Because of resource limitations and state mandates, many local health departments focus narrowly on surveillance, education, and vaccination. In Duluth, however, the State Health Improvement Program encouraged local health departments to widen their scope to work in partnership with communities to foster lasting, sustainable changes.
These examples show that even small institutional changes can go a long way toward supporting more effective local environmental health initiatives.
A. One of the surprises in researching this book was the diversity of local and national resources each group harnessed. There was no single, common recipe for success. None of these efforts started with a large commitment of funding by a single organization; rather, they made creative use of small amounts of staff time, funding, and technical expertise from a variety of sources. They did a lot with a little, but they all started with something. This suggests that modest sustained investments in communities' ability to convene, plan, and collaborate can go a long way. On the flip side, communities with the fewest resources—those that may face the most severe environmental injustices—may lack the capacity to initiate such collaborations.
So while the book focuses on the potential to better support local initiatives, it also highlights the importance of integrating their innovations through state and national organizations so all communities can benefit. This requires new ways of promoting learning from local initiatives. For example, the Health Impact Project's HIA map allows communities to learn directly from each other, and provides an encyclopedia of approaches that agencies and funders can promote in other places. Without such resources, it is difficult for communities to learn from one another's stories.

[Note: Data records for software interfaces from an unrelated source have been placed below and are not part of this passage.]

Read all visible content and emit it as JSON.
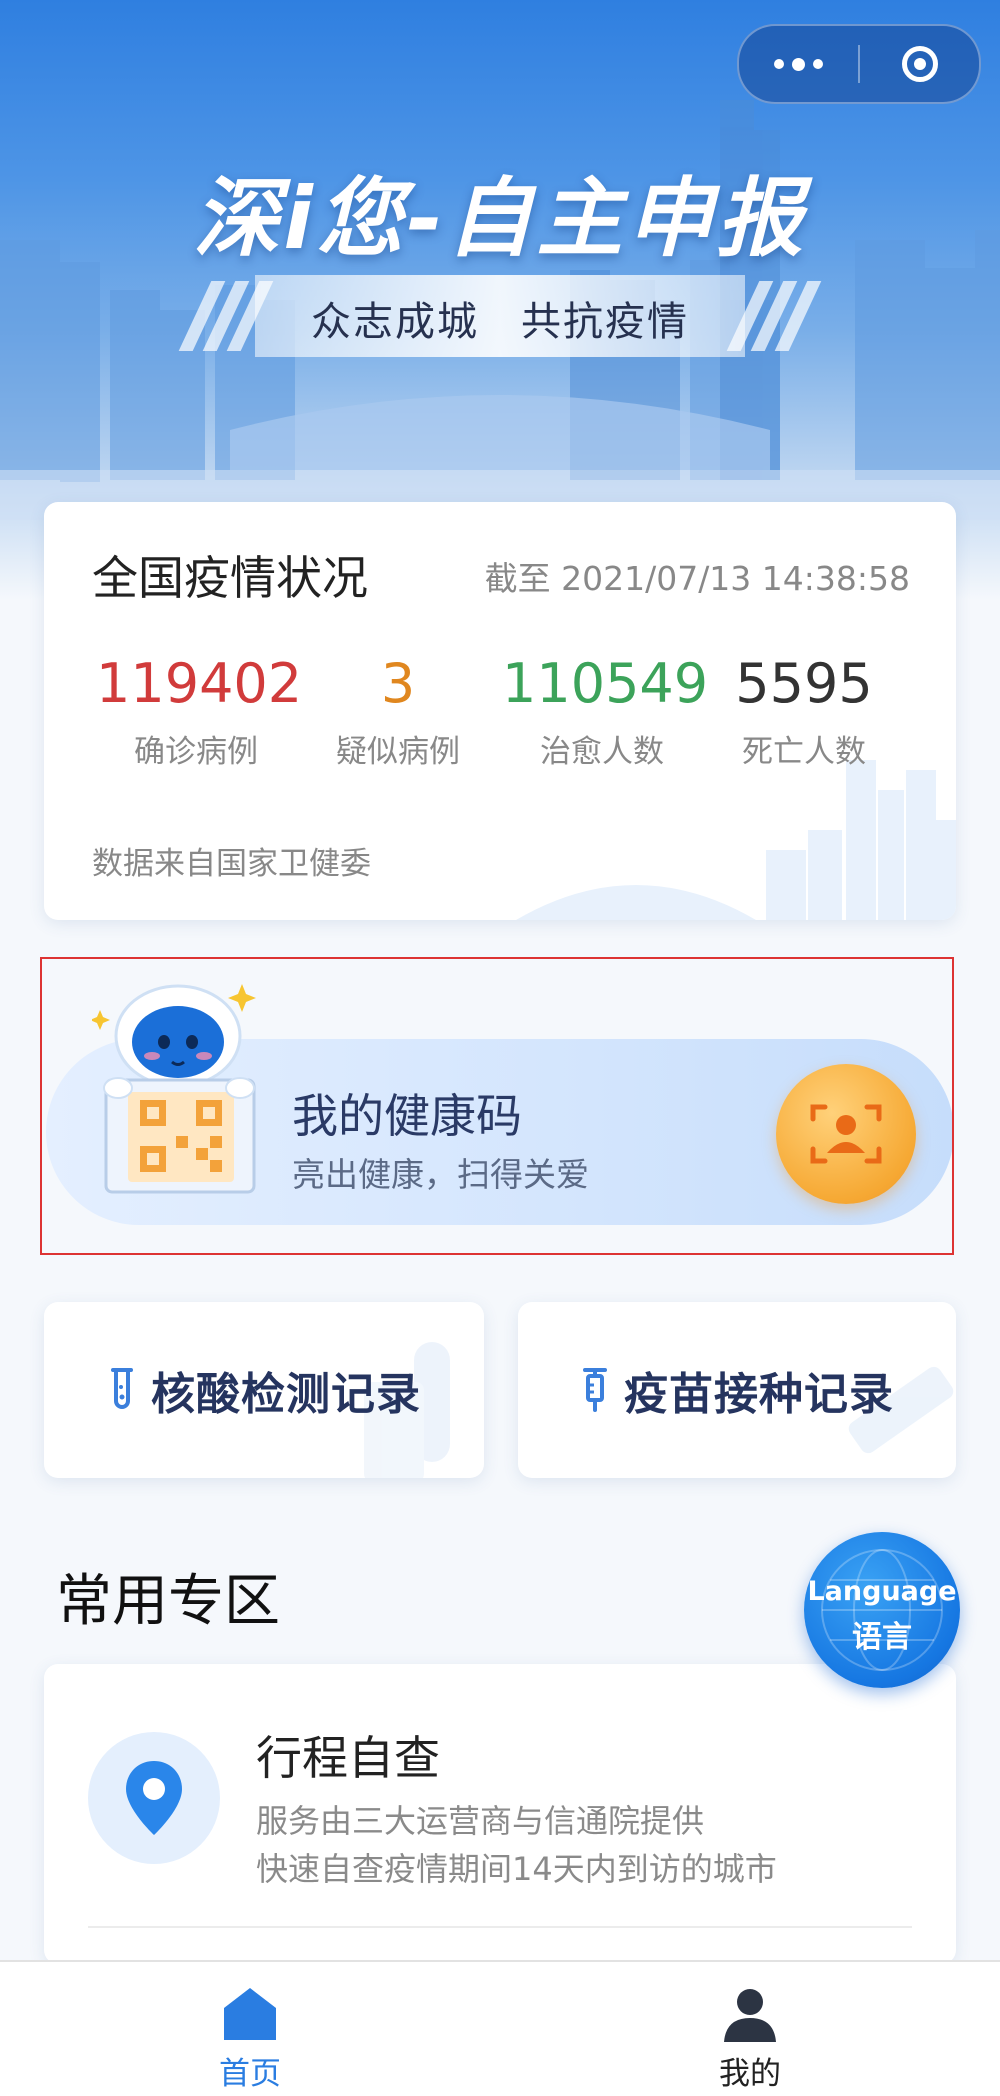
{
  "header": {
    "title": "深i您-自主申报",
    "slogan": "众志成城　共抗疫情"
  },
  "stats": {
    "title": "全国疫情状况",
    "updated": "截至 2021/07/13 14:38:58",
    "items": [
      {
        "value": "119402",
        "label": "确诊病例",
        "color": "#d13b3b"
      },
      {
        "value": "3",
        "label": "疑似病例",
        "color": "#e0871f"
      },
      {
        "value": "110549",
        "label": "治愈人数",
        "color": "#3ca35a"
      },
      {
        "value": "5595",
        "label": "死亡人数",
        "color": "#333333"
      }
    ],
    "source": "数据来自国家卫健委"
  },
  "health_code": {
    "title": "我的健康码",
    "subtitle": "亮出健康，扫得关爱",
    "scan_icon": "face-scan-icon"
  },
  "records": {
    "nucleic": {
      "label": "核酸检测记录",
      "icon": "test-tube-icon"
    },
    "vaccine": {
      "label": "疫苗接种记录",
      "icon": "syringe-icon"
    }
  },
  "common": {
    "title": "常用专区",
    "trip": {
      "title": "行程自查",
      "line1": "服务由三大运营商与信通院提供",
      "line2": "快速自查疫情期间14天内到访的城市",
      "icon": "location-pin-icon"
    }
  },
  "language": {
    "en": "Language",
    "zh": "语言"
  },
  "tabbar": {
    "home": {
      "label": "首页",
      "active": true
    },
    "mine": {
      "label": "我的",
      "active": false
    }
  },
  "colors": {
    "primary": "#1677e2",
    "tab_active": "#2a7de1",
    "accent_orange": "#f6a934"
  }
}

At the same time, the cases clearly showed that working together at the local level built networks among stakeholders that were essential to sustaining system changes over time. These networks fostered new collaborations outside of the initial initiatives' goals, highlighting the importance of supporting local groups' continued engagement in adapting, implementing and evaluating solutions.
A. Measuring—or even defining—success in initiatives like these is tricky. For example, evaluation often focuses on whether measurable objectives have been achieved. However, in these initiatives, collaboratively exploring community concerns led to new problem definitions, goals, and strategies over time. In other words, the objectives changed. Similarly, the long-term viability of an organization is also commonly used as an indicator of success. But these initiatives aimed to "put themselves out of business" by changing existing organizations, policies, and practices so they were no longer needed.

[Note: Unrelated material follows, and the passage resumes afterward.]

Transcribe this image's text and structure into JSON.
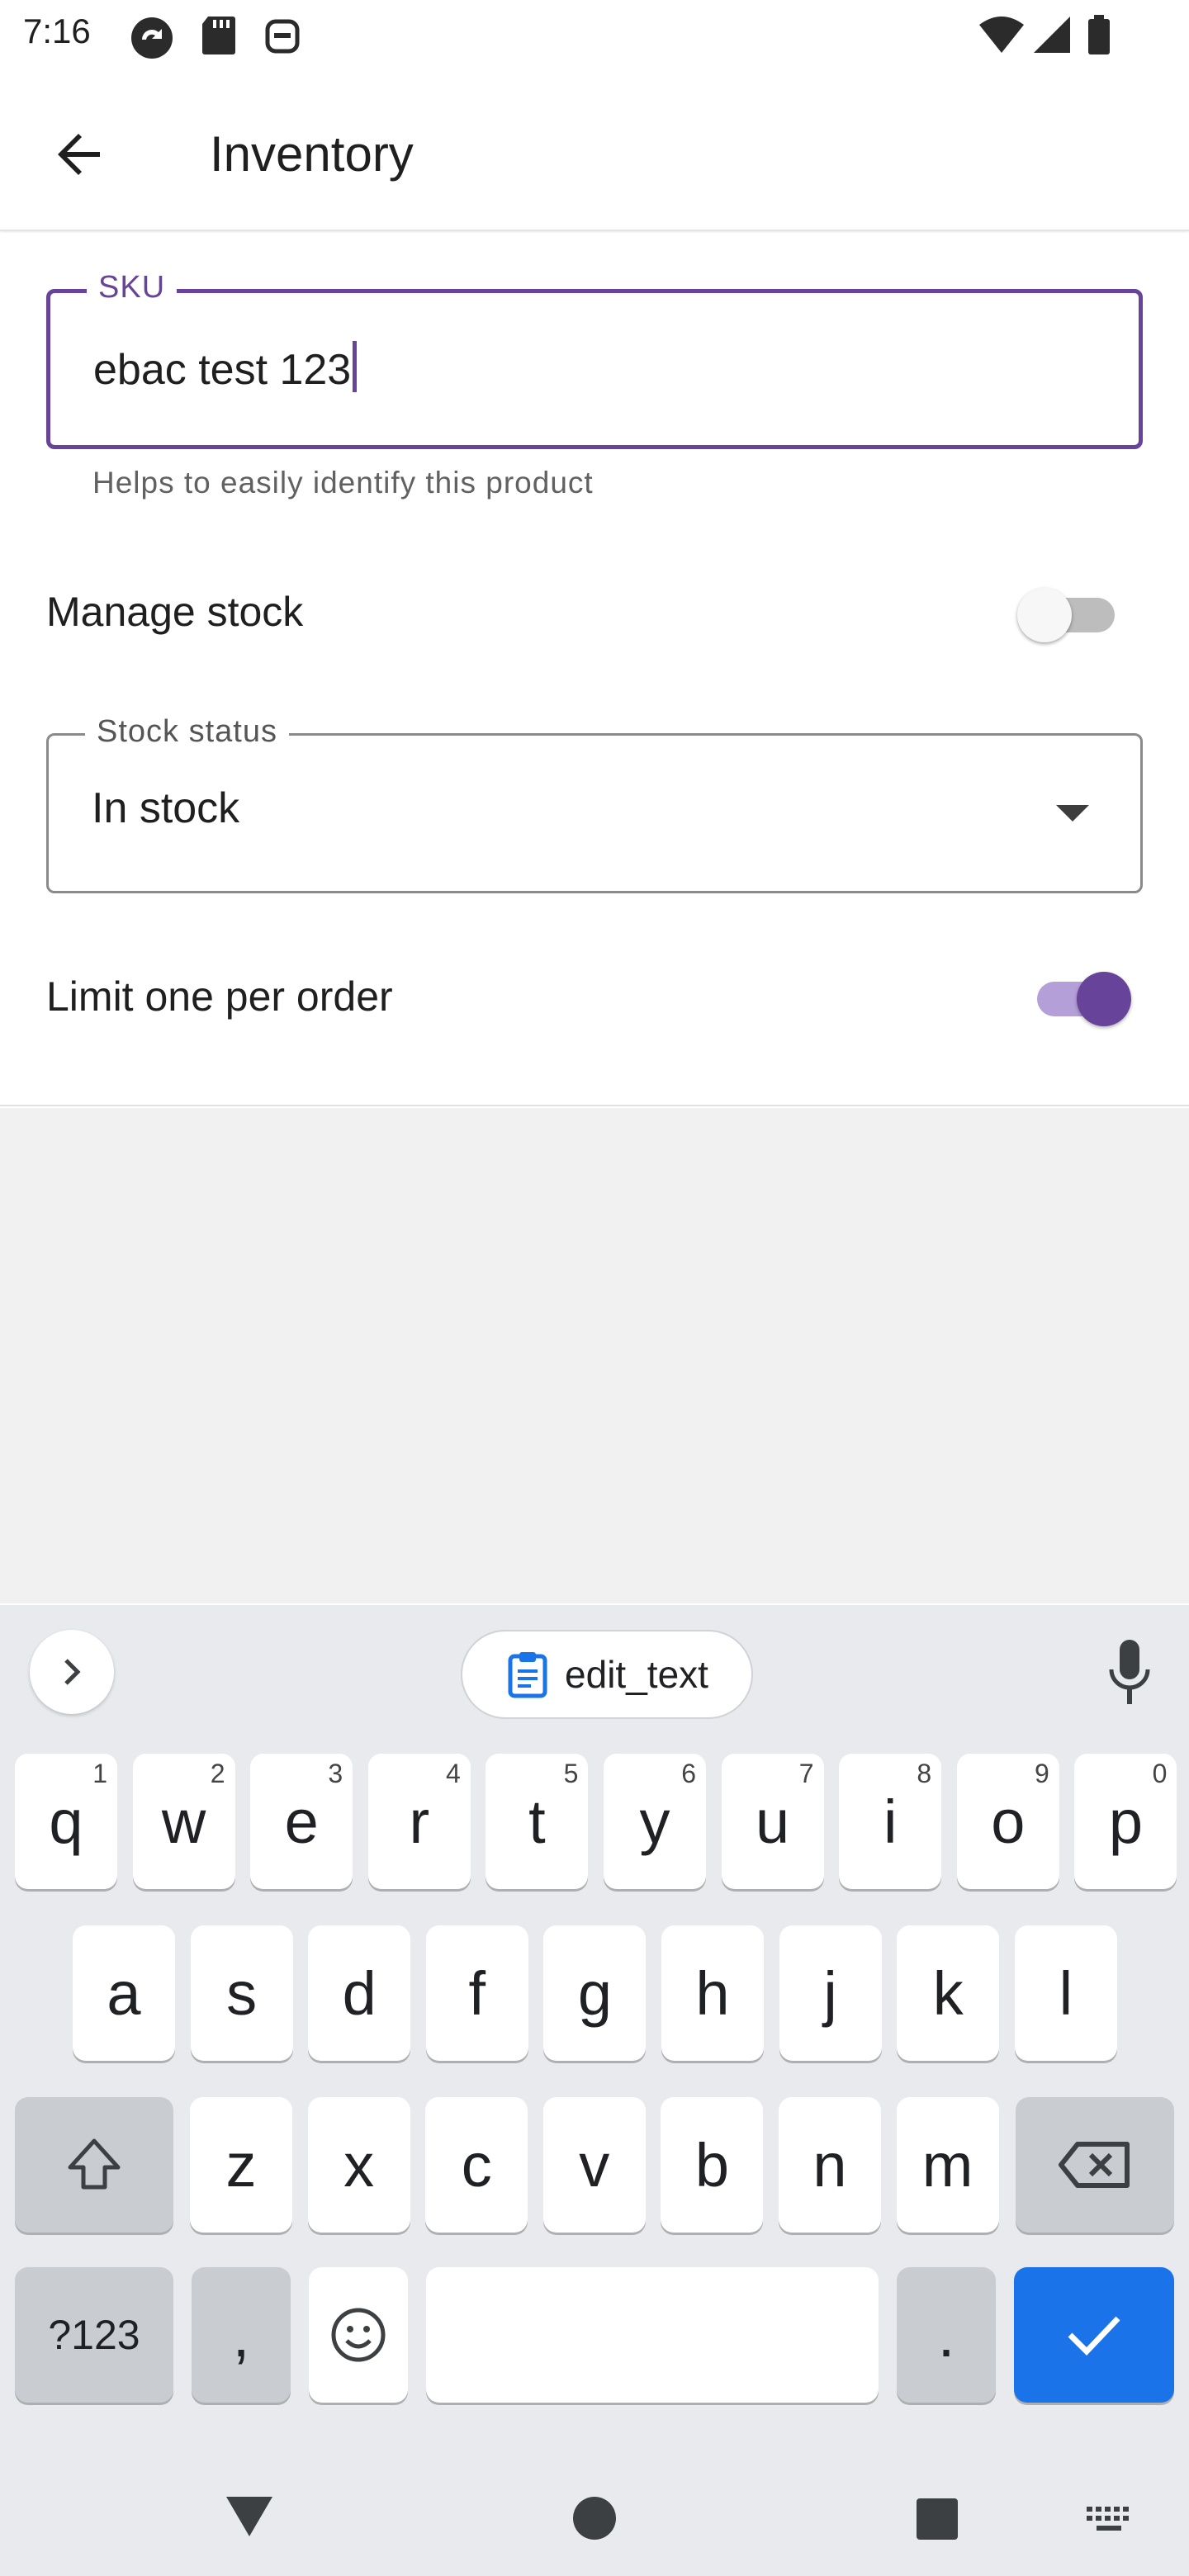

Efforts like these take place in complex and evolving policy systems where change cannot be attributed to a singular actor. One challenge in environmental health initiatives is that health outcomes may be affected by many factors over a long period of time. Measuring changes in the physical environment may be more proximal, but documenting changes in policies, processes, and social networks is also critical. For these reasons, in-depth case studies are essential to understanding the full impact of such initiatives. One of the main goals of this book is to provide a useful framework for designing, supporting, and evaluating other efforts by sharing the "nitty gritty" of how long-term local collaborations struggle, change, interact, and progress over time.